Notre Dame joined other Christian nonprofits to fight the contraceptive and abortifacient mandate, arguing the government had no right to make it pay for something the Catholic Church teaches against. In 2014, the Supreme Court ruled closely held for-profit companies could not be forced to provide the coverage if their owners had a religious objection, but the question of how that principle applied to nonprofit groups remained unresolved before President Donald Trump took office. Shortly after his inauguration, Trump rescinded the mandate, ending the yearslong court battle. Now a new battle starts: Three Notre Dame students have joined a lawsuit objecting to the Trump administration’s policy change. —L.J.

Pro-abortion discrimination?

A nurse is suing Duke University over its requirement that all medical professionals working in its hospital emergency department be willing to participate in abortions. Sara Pedro worked as a nurse in New York for eight years before moving to North Carolina to take a job with Duke. During her two-week orientation, a trainer informed Pedro that Duke did not allow any religious exemptions to participating in abortions, a procedure frequently done in the hospital’s emergency department. Pedro applied for an exemption anyway and alleges Duke employees targeted her for discrimination in order to force her to quit. The lawsuit, filed in federal court by attorneys with Thomas More Law Center, claims Duke violated Title VII of the Civil Rights Act by discriminating against Pedro on the basis of religion. “At its heart, this case presents a simple yet important question: Must a devout Catholic abandon fundamental tenets of her faith if she wishes to be employed as a nurse at Duke University Hospital? Despite the fact that defendant Duke has answered ‘yes’ to this question, federal and state civil rights laws say otherwise,” the lawsuit states. —L.J.

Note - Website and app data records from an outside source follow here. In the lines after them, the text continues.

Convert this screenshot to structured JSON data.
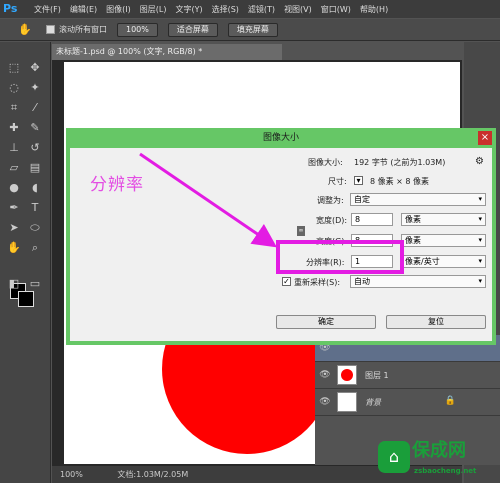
{
  "menubar": {
    "logo": "Ps",
    "items": [
      "文件(F)",
      "编辑(E)",
      "图像(I)",
      "图层(L)",
      "文字(Y)",
      "选择(S)",
      "滤镜(T)",
      "视图(V)",
      "窗口(W)",
      "帮助(H)"
    ]
  },
  "options": {
    "scroll_all": "滚动所有窗口",
    "zoom": "100%",
    "fit_screen": "适合屏幕",
    "fill_screen": "填充屏幕"
  },
  "document": {
    "tab_title": "未标题-1.psd @ 100% (文字, RGB/8) *",
    "status_zoom": "100%",
    "status_doc": "文档:1.03M/2.05M"
  },
  "layers": [
    {
      "name": "图层 1"
    },
    {
      "name": "背景"
    }
  ],
  "dialog": {
    "title": "图像大小",
    "close": "×",
    "image_size_label": "图像大小:",
    "image_size_value": "192 字节 (之前为1.03M)",
    "dimensions_label": "尺寸:",
    "dimensions_value": "8 像素 × 8 像素",
    "fit_label": "调整为:",
    "fit_value": "自定",
    "width_label": "宽度(D):",
    "width_value": "8",
    "width_unit": "像素",
    "height_label": "高度(G):",
    "height_value": "8",
    "height_unit": "像素",
    "resolution_label": "分辨率(R):",
    "resolution_value": "1",
    "resolution_unit": "像素/英寸",
    "resample_label": "重新采样(S):",
    "resample_value": "自动",
    "ok": "确定",
    "reset": "复位"
  },
  "annotation": {
    "label": "分辨率",
    "color": "#e31ce3"
  },
  "watermark": {
    "name": "保成网",
    "url": "zsbaocheng.net",
    "color": "#1a9e3a"
  }
}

Kim Davis seeks reelection in rural Kentucky

Kim Davis, the Kentucky county clerk who made national headlines for refusing to issue marriage licenses in 2015 to same-sex couples, plans to seek reelection in 2018. Davis spent several days in jail over her stance, which stemmed from her belief that marriage is between one man and one woman. At the time, Kentucky marriage licenses included the clerk’s name, which Davis argued amounted to a stamp of approval. The state legislature later changed the license requirement to remove the clerk’s name. Davis plans to run as a Republican although Rowan County is a Democratic stronghold. The local Democratic Party head said no one has yet announced plans to run against her. —L.J.

New home for Ten Commandments monument

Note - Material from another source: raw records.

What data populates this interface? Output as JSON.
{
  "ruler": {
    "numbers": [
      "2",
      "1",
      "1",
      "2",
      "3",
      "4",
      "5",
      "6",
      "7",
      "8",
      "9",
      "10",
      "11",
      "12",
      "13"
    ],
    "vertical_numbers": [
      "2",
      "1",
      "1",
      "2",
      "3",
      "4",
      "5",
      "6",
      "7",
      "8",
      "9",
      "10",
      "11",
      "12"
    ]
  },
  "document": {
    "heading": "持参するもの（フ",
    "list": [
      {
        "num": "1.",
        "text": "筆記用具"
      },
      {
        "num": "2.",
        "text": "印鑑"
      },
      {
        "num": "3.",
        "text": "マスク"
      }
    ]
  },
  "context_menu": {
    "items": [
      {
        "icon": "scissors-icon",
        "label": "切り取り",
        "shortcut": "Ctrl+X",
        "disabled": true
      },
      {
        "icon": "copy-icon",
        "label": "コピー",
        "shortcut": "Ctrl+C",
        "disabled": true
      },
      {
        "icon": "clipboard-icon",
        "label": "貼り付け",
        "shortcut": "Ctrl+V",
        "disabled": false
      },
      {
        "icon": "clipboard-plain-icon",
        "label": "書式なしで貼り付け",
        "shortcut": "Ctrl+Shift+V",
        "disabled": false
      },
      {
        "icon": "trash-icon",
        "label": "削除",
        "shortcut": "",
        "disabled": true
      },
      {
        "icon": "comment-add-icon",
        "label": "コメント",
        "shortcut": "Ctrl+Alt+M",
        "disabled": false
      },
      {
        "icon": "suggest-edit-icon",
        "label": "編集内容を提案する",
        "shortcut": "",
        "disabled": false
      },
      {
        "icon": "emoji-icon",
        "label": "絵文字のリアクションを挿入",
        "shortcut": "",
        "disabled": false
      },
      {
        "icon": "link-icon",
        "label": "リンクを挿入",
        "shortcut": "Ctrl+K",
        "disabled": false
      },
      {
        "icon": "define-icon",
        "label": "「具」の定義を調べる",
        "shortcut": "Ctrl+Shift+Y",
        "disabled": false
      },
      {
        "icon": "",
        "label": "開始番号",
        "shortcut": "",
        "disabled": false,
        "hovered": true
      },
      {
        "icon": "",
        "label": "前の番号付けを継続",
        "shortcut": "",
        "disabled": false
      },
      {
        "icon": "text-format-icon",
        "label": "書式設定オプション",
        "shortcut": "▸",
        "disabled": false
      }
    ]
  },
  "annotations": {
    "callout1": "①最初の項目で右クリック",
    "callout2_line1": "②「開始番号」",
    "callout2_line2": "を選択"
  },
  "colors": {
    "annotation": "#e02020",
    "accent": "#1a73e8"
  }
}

The Ten Commandments monument in Bloomfield, N.M., will get a new home after supporters lost their appeal to have the U.S. Supreme Court hear their case. Kevin Mauzy, founder of the Four Corners Historical Monument Project, told the local newspaper the granite monument will move from the city hall lawn to the First Baptist Church of Bloomfield, chosen for its central location in the community. Two city residents sued over the monument in 2011, alleging it violated the U.S. Constitution’s ban on government endorsement of religion. The 10th U.S. Circuit Court of Appeals sided with lower courts, which ruled for the plaintiffs. Last month the U.S. Supreme Court declined to hear the case. —L.J.

Leigh Jones

Leigh lives in Houston with her husband and daughter. She is WORLD Digital’s managing editor and reports on education for WORLD Magazine and WORLD Digital.

Read More from this Writer
ADVERTISEMENT

Social Trending